WORK ORDER: Please return every line of the records that contains the word "true".

--- TASK INPUT ---

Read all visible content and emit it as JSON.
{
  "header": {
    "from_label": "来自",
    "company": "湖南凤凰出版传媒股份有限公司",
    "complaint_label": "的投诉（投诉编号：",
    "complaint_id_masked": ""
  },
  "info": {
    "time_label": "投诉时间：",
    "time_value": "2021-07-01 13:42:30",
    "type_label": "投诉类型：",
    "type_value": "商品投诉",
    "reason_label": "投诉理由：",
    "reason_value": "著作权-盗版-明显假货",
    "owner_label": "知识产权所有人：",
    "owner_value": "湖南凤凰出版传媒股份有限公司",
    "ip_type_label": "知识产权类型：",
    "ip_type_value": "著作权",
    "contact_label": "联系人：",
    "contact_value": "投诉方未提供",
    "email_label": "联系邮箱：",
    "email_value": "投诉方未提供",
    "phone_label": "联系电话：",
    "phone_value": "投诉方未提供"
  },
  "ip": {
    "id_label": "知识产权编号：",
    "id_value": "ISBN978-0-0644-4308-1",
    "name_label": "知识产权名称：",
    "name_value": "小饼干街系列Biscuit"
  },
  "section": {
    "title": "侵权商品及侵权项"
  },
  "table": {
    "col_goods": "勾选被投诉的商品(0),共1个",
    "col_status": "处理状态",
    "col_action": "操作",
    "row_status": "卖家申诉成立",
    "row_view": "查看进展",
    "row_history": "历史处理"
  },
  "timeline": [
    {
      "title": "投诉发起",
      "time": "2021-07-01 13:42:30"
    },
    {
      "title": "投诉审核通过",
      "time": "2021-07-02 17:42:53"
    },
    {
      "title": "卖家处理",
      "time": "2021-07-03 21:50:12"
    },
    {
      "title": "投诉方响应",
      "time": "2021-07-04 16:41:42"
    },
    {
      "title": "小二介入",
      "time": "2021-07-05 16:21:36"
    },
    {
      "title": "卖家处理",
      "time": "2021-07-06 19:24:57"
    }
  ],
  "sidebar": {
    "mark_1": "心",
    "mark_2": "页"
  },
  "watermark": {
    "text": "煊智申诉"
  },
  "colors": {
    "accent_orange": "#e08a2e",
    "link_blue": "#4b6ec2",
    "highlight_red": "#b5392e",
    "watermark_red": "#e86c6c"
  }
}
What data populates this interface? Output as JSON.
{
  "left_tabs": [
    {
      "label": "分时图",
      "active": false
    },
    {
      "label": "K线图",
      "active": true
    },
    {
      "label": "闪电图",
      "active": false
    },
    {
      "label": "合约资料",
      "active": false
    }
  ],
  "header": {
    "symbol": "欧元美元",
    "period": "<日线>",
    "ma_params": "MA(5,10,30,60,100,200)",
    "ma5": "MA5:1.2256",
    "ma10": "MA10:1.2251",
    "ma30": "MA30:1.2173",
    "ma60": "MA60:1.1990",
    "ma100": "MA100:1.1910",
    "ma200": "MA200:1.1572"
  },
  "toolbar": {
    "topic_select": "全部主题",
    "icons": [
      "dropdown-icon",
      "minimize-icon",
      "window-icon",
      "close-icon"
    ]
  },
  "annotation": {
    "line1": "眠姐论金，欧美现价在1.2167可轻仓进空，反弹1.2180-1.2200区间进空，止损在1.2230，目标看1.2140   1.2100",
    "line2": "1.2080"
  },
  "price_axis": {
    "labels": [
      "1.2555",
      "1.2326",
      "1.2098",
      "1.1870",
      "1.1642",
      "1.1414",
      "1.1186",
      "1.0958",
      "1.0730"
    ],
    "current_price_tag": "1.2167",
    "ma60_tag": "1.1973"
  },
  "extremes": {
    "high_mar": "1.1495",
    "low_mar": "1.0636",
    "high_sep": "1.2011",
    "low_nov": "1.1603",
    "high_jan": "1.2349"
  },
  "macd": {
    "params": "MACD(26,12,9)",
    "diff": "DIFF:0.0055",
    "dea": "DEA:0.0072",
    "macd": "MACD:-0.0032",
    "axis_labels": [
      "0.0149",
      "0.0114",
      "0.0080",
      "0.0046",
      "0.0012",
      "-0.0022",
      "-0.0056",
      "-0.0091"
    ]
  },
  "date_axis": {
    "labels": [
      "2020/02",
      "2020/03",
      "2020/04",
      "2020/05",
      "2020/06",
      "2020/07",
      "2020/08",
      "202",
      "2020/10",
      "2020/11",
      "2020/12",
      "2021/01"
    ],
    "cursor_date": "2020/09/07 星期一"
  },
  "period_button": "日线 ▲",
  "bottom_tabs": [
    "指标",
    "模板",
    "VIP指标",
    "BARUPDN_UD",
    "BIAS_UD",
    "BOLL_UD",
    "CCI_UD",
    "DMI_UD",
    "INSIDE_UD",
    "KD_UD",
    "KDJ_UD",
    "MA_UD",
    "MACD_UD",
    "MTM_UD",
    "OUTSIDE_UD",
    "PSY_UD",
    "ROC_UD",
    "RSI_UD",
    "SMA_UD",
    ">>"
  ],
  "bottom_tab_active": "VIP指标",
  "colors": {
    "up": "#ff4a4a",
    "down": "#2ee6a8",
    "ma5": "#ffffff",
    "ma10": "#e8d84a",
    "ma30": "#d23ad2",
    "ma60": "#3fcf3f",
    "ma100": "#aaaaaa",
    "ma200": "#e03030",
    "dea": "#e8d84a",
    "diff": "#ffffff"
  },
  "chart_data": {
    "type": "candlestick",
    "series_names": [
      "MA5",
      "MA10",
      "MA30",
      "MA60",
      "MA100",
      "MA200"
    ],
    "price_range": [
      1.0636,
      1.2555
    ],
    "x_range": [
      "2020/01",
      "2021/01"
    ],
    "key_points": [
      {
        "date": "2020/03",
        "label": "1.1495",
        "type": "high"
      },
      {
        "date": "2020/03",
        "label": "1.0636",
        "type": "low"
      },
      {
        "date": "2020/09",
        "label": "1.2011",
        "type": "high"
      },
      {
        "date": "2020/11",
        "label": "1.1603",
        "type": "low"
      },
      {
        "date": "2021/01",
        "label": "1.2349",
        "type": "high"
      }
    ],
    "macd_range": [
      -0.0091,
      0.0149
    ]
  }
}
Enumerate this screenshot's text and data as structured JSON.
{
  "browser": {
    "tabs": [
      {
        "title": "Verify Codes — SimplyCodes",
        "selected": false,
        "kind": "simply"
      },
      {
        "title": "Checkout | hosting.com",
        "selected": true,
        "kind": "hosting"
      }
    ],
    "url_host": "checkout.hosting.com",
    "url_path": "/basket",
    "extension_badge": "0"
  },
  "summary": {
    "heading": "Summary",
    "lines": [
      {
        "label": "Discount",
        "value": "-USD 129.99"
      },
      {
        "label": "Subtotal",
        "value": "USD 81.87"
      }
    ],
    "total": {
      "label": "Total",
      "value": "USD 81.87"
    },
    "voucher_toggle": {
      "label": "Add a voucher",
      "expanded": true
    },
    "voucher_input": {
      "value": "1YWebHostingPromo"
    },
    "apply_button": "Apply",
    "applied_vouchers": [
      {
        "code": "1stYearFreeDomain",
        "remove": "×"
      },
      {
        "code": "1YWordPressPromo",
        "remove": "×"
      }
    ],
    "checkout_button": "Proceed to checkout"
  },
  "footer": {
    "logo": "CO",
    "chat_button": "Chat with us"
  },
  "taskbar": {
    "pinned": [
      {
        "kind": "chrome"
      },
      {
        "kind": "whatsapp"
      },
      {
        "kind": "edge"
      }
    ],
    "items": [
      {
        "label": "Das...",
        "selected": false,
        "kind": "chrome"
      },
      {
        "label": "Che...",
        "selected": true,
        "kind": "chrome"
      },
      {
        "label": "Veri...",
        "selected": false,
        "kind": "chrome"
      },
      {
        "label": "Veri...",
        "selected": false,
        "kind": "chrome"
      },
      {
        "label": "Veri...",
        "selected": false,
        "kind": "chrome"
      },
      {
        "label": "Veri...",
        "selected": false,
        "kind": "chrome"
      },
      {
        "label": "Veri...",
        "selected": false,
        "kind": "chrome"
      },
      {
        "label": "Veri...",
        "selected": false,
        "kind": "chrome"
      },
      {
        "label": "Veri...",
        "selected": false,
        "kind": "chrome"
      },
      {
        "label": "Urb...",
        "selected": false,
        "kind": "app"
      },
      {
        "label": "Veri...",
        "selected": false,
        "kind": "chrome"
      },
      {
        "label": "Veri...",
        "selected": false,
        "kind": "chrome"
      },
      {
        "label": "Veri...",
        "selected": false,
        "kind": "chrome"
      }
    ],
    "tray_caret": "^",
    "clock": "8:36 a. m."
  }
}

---

RESPONSE:
      "active": true
        "selected": true,
      "expanded": true
        "selected": true,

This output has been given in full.